Which ever way you “cut” the Liturgy and I do prefer the eschatological that leads to an inspired laity who then participate in God’s transforming grace to change the world in an inspired way, God’s action in the act of Divine Worship should enable our people to be immersed in Catholic spirituality and to be an inspired people of action in the world. Both forms of the Mass have the potential if celebrated well with attention to detail which then will enable people to experience the transcendent God in an imminent way.
A couple of comments.
The Archbishop said: “Guardini’s remark caused quite a stir. But there’s no evidence that theologians or liturgists ever took his concerns seriously.”
Really, I’m flummoxed by this claim. I’ve heard this statement quoted, referred to, discussed, and used by liturgists and theologians for years. Anybody who has ever studied liturgy has taken this concern seriously. If what he means is whether they abandoned the effort because they thought it was impossible for modern people to recapture the liturgical act, then of course no, nobody took it that way.
He went on to say: “We live in a society where the organizing principle is technological progress, conceived in narrow, scientific and materialistic terms. Our culture is dominated by the assumptions of this scientific and materialistic worldview. We judge what is “true” and what is “real” by what we can see, touch and verify through research and experimentation.”
I’m sorry, but the Archbishop is fighting the last war here. The postmodern era is no longer dominated by “the scientific and materialistic worldview.” Would that the main issues were the rather hard-headed and rigorous approaches of science and materialism which he decries!
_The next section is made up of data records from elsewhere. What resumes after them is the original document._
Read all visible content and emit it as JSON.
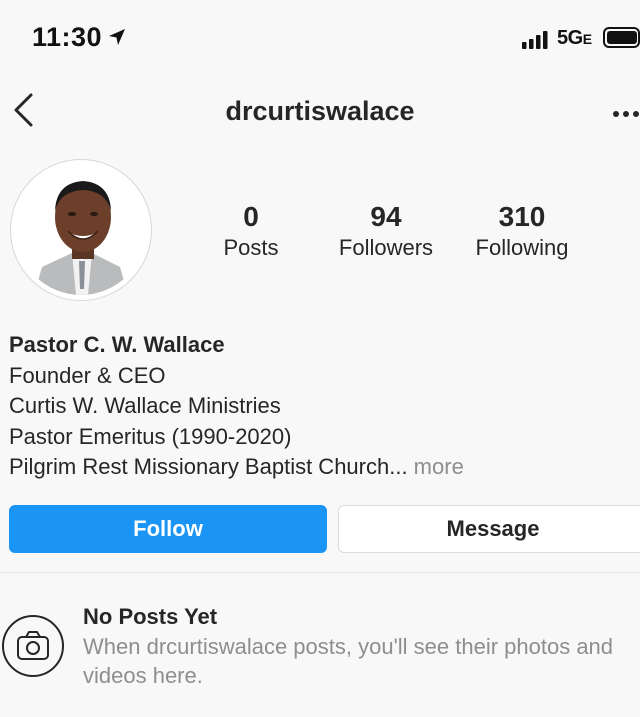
{
  "status_bar": {
    "time": "11:30",
    "network": "5G",
    "network_suffix": "E",
    "icons": [
      "location-arrow-icon",
      "signal-icon",
      "battery-icon"
    ]
  },
  "header": {
    "username": "drcurtiswalace",
    "icons": [
      "back-chevron-icon",
      "more-options-icon"
    ]
  },
  "profile": {
    "stats": [
      {
        "value": "0",
        "label": "Posts"
      },
      {
        "value": "94",
        "label": "Followers"
      },
      {
        "value": "310",
        "label": "Following"
      }
    ]
  },
  "bio": {
    "name": "Pastor C. W. Wallace",
    "lines": [
      "Founder & CEO",
      "Curtis W. Wallace Ministries",
      "Pastor Emeritus (1990-2020)",
      "Pilgrim Rest Missionary Baptist Church..."
    ],
    "more": " more"
  },
  "actions": {
    "follow_label": "Follow",
    "message_label": "Message"
  },
  "empty_state": {
    "title": "No Posts Yet",
    "text": "When drcurtiswalace posts, you'll see their photos and videos here.",
    "icon": "camera-icon"
  },
  "colors": {
    "accent": "#1b95f5",
    "text": "#262626",
    "secondary_text": "#8e8e8e",
    "background": "#f8f8f8"
  }
}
At least these appeal to a rationality that is considered universal and reliable. We have other problems. Consult the rise of new age religions, the rejection of metanarratives, the…
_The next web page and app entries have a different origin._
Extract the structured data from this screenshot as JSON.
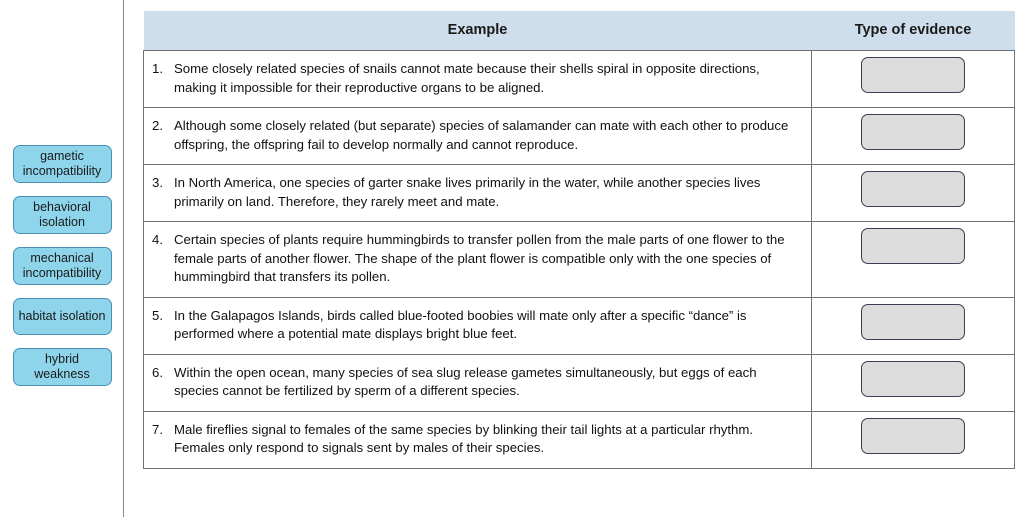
{
  "colors": {
    "chip_fill": "#8ed5ec",
    "chip_border": "#4a8fb5",
    "header_fill": "#cfdeec",
    "dropzone_fill": "#dcdcdc",
    "dropzone_border": "#3c3f55",
    "cell_border": "#6f7173",
    "panel_divider": "#888a8c"
  },
  "chip_panel": {
    "chips": [
      {
        "label": "gametic incompatibility",
        "name": "chip-gametic-incompatibility"
      },
      {
        "label": "behavioral isolation",
        "name": "chip-behavioral-isolation"
      },
      {
        "label": "mechanical incompatibility",
        "name": "chip-mechanical-incompatibility"
      },
      {
        "label": "habitat isolation",
        "name": "chip-habitat-isolation"
      },
      {
        "label": "hybrid weakness",
        "name": "chip-hybrid-weakness"
      }
    ]
  },
  "table": {
    "headers": {
      "example": "Example",
      "evidence": "Type of evidence"
    },
    "rows": [
      {
        "number": "1.",
        "text": "Some closely related species of snails cannot mate because their shells spiral in opposite directions, making it impossible for their reproductive organs to be aligned.",
        "answer": ""
      },
      {
        "number": "2.",
        "text": "Although some closely related (but separate) species of salamander can mate with each other to produce offspring, the offspring fail to develop normally and cannot reproduce.",
        "answer": ""
      },
      {
        "number": "3.",
        "text": "In North America, one species of garter snake lives primarily in the water, while another species lives primarily on land. Therefore, they rarely meet and mate.",
        "answer": ""
      },
      {
        "number": "4.",
        "text": "Certain species of plants require hummingbirds to transfer pollen from the male parts of one flower to the female parts of another flower. The shape of the plant flower is compatible only with the one species of hummingbird that transfers its pollen.",
        "answer": ""
      },
      {
        "number": "5.",
        "text": "In the Galapagos Islands, birds called blue-footed boobies will mate only after a specific “dance” is performed where a potential mate displays bright blue feet.",
        "answer": ""
      },
      {
        "number": "6.",
        "text": "Within the open ocean, many species of sea slug release gametes simultaneously, but eggs of each species cannot be fertilized by sperm of a different species.",
        "answer": ""
      },
      {
        "number": "7.",
        "text": "Male fireflies signal to females of the same species by blinking their tail lights at a particular rhythm. Females only respond to signals sent by males of their species.",
        "answer": ""
      }
    ]
  }
}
…sense of the infinite malleability of the self, the rise of fundamentalisms of all sorts, and the violence of imposed ideologies which are themselves irrational. People will believe anything—and nothing—today. To seek for truth which you can “verify through research and experimentation” is just not the problem anymore.
I’m sorry, but I have to agree with Abp. Chaupt on this. I see this favoritism of technology and empirical verifiability constantly in my academic setting. If it’s not “the” problem, it is still a sizeable one.
Rita, I think you give us the rest of the story while AB Chaput gives us the other part. But therein lies the need for true liturgical renewal, one that is rational and engages the scientific, technological mind and one that captures mystery and moves people to an encounter with the Sacred that goes beyond the rational or explainable. Those who simply want mystery and the encounter with the Sacred are perfectly pleased to attend an EF Mass they don’t fully comprehend and go home believing they experienced and received the real presence of Jesus Christ. Others want to know how this presence came about, want to understand every word and structure of the Liturgy and its historical roots and gradual evolution and will critique the priest, his style, homily and looks and will not be satisfied if anything is lacking in logic and rationality. Others will want very clear and precise moral teachings and how to live their life in a world hostile to what they believe is the truth. It is hard to have liturgical renewal in our multi-faceted culture and with people who think their conscience, way of looking at things and ultimate decisions are always right and on an equal footing with what traditionally was known as “revealed truth” that called for conversion and a move away from the dictatorship of pride.
Mother of God, I hope it is not a sign of the “End Times” but I find myself more and more in (at least partial) agreement with Rita lately! I agree with the last paragraph of #14 at 5.11pm and her #15 at 5.15pm.
Well, we have been having some extreme weather lately.
But I’m pleased to have you agree with me at least once in a while, Ceile!